There is increasing evidence highlighting how regular consumption of fermented foods can have mental health benefits backing up what our ancestors knew all along: One study showed how fermented soymilk intake improved learning and memory, another showed that high consumption of tempeh had a positive impact on memory and other studies have linked consumption of fermented foods to improved mood and cognition (1). Another study showed that consumption of a fermented dairy product for four weeks affected activity of brain regions controlling central processing of emotions and sensation (3). Consuming fermented foods and herbs can help restore a healthy microbiome, normalise the gut-brain axis and optimise mental health.
The consumption of fermented foods, rich in beneficial bacteria, can help replenish the gut microbiome and reduce intestinal permeability. Fermentation modulates the chemical constituents, improving the activity and bioavailability of foods and herbs. A number of studies have reported the fermentation process as enriching bioactive peptides and creating phytochemicals which may enhance their neuroprotective effects (4). Fermentation also increases bioavailability, and modulates the release of neurotransmitters such as BDNF, GABA and serotonin which are reported to be involved in learning and memory (4).
A return to ancestral fermented food consumption could be an effective intervention for mental health disorders. There are many foods and herbs within traditional dietary patterns that when fermented offer excellent cognitive health benefits. One of the most effective herbs for the brain is Holy Basil which contains compounds that balance stress hormones and support the nervous and immune system. Studies have found it decreases stress hormone levels, in particular corticosterone, the reduction of which improves cognitive functioning. Lions Mane mushroom also supports brain function as it stimulates the production of nerve growth factor (NGF) which helps to maintain the neurons, which are brain cells responsible for helping us to process and transmit information, aiding learning and memory. Traditionally consumed foods and herbs like Holy Basil, Gotu Kola, Turmeric and Green Tea are packed with antioxidants and offer much promise for supporting cognitive health, and their enhanced bioavaiblity via fermentation may be an important factor to use these food and herbs as medicine (1).
Fermentation offers substantial benefits to cognitive health, from the magnified antioxidant and anti-inflammatory activity, reduction of intestinal permeability, positive influence on nutritional status, direct production of GABA and other bioactive chemicals (1). We are only just beginning to scratch the surface in our understanding of the relationship between the microbiome and brain health, but fermented foods may be the key link in the gut-brain axis and overall cognitive health.

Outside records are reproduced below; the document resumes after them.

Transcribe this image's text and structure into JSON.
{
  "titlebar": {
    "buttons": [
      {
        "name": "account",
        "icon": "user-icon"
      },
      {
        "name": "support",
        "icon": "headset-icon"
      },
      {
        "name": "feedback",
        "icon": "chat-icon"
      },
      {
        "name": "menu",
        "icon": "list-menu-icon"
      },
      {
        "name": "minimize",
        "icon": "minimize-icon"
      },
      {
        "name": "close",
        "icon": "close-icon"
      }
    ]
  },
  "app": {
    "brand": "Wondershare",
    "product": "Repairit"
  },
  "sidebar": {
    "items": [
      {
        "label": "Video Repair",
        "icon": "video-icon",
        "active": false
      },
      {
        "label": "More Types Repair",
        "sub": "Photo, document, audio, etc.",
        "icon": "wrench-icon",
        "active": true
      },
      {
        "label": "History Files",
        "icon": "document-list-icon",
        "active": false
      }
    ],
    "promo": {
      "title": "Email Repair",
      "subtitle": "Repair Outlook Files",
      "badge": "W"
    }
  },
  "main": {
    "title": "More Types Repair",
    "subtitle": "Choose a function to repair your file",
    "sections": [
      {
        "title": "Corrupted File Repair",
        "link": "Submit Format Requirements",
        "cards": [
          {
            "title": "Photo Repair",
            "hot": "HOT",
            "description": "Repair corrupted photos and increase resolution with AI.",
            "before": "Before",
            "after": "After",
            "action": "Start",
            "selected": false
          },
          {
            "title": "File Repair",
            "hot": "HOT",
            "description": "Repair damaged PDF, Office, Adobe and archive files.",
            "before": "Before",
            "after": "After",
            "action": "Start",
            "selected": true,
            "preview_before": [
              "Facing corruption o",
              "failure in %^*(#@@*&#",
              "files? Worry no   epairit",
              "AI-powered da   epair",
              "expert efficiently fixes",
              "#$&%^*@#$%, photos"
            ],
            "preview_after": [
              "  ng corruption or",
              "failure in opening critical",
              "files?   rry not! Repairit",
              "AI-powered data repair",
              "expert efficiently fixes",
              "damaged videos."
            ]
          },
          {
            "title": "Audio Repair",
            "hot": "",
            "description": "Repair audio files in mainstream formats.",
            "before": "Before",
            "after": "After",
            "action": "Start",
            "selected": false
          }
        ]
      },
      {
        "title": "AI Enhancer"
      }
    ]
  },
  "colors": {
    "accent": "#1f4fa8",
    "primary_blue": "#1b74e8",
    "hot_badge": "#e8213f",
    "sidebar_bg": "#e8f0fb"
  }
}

1: Selhub EM, Logan AC, Bested AC. Fermented foods, microbiota, and mental health: ancient practice meets nutritional psychiatry. Journal of Physiological Anthropology. 2014;33(1):2. https://www.ncbi.nlm.nih.gov/pmc/articles/PMC3904694/
2: Reddy, BL and Saier, MH. Autism and Our Intestinal Microbiota. Journal of Molecular Microbiology and Biotechnology. 2015;25 51-55. https://www.karger.com/Article/FullText/375303
3: Tillisch K, Labus J, Kilpatrick L, et al. Consumption of Fermented Milk Product With Probiotic Modulates Brain Activity. Gastroenterology. 2013;144(7):10.1053/j.gastro.2013.02.043. doi:10.1053/j.gastro.2013.02.043.
4: Kim B, Hong VM, Yang J, et al. A Review of Fermented Foods with Beneficial Effects on Brain and Cognitive Function. Preventive Nutrition and Food Science. 2016;21(4):297-309. doi:10.3746/pnf.2016.21.4.297.